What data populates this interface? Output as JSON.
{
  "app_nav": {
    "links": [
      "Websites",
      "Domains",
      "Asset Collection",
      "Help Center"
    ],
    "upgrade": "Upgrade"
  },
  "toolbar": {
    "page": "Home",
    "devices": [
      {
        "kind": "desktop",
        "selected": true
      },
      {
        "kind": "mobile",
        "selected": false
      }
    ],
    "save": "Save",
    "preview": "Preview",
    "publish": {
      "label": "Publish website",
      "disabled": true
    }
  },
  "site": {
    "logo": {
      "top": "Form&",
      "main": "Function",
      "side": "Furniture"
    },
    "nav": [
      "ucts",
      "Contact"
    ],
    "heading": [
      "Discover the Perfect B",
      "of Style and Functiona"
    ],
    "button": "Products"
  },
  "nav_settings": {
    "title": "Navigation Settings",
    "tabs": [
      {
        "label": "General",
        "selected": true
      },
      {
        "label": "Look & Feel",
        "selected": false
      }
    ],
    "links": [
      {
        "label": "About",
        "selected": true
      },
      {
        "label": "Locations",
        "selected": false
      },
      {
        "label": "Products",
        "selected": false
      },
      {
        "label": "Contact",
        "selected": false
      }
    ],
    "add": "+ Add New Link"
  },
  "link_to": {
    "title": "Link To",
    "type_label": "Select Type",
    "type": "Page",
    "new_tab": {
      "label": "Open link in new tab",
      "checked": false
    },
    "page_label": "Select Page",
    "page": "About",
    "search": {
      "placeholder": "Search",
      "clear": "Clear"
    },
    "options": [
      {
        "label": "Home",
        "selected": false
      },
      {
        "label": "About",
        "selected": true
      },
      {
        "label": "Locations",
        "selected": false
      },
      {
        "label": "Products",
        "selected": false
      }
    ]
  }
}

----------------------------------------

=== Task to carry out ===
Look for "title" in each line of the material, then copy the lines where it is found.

=== Answer section ===
    "title": "Navigation Settings",
    "title": "Link To",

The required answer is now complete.